Clear, effective personal communication is considered an essential component of a Fairfield Country Day School education. Every FCDS student participates in the public speaking program. Younger boys recite poems. Middle and Upper School boys debate current issues in all school assemblies. Students in eighth and ninth grade write and deliver their own speeches to the school body. Every voice is heard. Every voice is strengthened.
Family Style Lunch
On a communal basis, what really makes a day interesting at FCDS is when we all come together. This is especially noteworthy at lunch where we dine family-style. The boys have assigned seats, with a mix of boys from each grade, and a teacher at every table.
There are many factors that make our lunch unique. Before lunch begins, a non-denominational grace is said by all. During the first seating, a manner-of-the-week is suggested by a young student and fourth grade students serve as waiters. The second lunch seating incorporates boys in grades 5 – 9. During the course of the school year, each boy has the opportunity to serve as a waiter and to be seated with every teacher. The benefits we all derive from this experience are numerous, but most importantly it gives teachers and students a forum to come together and get to know each other a little better outside of the classroom.
Family-style lunch reinforces the concept of community while fostering respect for individuals. We value this time within our busy days.
Fostering the sense of community at FCDS, Link Days, which pairs students from different grades together, occur at least twice a year. Seventh graders may spend the morning reading with first graders, fifth graders may work on art projects with kindergarteners for example. Regardless of the specific projects, all of the boys have the opportunity to bond with a student from a different division. These connections remain throughout the school year and often over the course of many years.

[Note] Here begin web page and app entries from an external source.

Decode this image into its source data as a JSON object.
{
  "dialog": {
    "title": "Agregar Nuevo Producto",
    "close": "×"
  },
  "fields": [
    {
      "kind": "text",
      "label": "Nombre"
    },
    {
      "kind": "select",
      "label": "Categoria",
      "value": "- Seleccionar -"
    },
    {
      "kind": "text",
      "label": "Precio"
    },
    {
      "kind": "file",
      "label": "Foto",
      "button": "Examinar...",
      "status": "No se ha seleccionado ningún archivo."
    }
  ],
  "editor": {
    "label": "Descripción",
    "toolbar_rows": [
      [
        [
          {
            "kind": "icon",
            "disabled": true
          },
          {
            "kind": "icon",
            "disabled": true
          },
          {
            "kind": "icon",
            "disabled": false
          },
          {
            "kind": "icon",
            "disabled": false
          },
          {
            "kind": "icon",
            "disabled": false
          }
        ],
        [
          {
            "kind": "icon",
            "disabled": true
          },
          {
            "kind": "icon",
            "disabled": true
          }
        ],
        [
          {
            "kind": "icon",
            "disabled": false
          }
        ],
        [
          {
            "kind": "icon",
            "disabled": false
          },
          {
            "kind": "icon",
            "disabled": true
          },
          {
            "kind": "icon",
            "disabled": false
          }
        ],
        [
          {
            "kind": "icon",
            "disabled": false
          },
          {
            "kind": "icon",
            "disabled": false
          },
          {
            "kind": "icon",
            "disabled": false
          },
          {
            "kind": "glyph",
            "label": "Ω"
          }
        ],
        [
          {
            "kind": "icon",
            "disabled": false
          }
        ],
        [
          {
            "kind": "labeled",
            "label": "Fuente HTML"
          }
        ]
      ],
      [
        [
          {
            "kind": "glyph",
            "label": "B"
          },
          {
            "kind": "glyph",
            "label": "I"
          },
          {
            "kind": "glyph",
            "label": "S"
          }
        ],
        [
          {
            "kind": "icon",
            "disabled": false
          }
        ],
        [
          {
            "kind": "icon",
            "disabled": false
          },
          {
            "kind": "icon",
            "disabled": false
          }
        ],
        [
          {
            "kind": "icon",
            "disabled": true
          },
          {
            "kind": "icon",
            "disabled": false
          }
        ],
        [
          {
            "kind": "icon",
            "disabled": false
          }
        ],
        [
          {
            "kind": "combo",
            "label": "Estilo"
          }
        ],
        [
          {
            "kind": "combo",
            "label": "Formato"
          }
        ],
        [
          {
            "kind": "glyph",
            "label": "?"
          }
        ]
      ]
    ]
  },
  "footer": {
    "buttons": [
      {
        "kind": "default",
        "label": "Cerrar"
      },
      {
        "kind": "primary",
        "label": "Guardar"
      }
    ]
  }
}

The mission of Fairfield Country Day’s Advisor Program is to provide each student in grades six through nine with a resource of faculty support for both academic and personal reasons. Advisor groups consist of six to eight students and one faculty member. The groups meet on a daily basis for group discussion and individual students meet with their advisor on a regular basis. In addition to being an important resource for the boys, there is also an element of fun that brings the entire advisor program together – the spring Wiffle Ball Tournament. The Wiffle Ball Tournament has become an annual tradition that faculty and students enthusiastically participate in on Friday afternoons throughout the spring.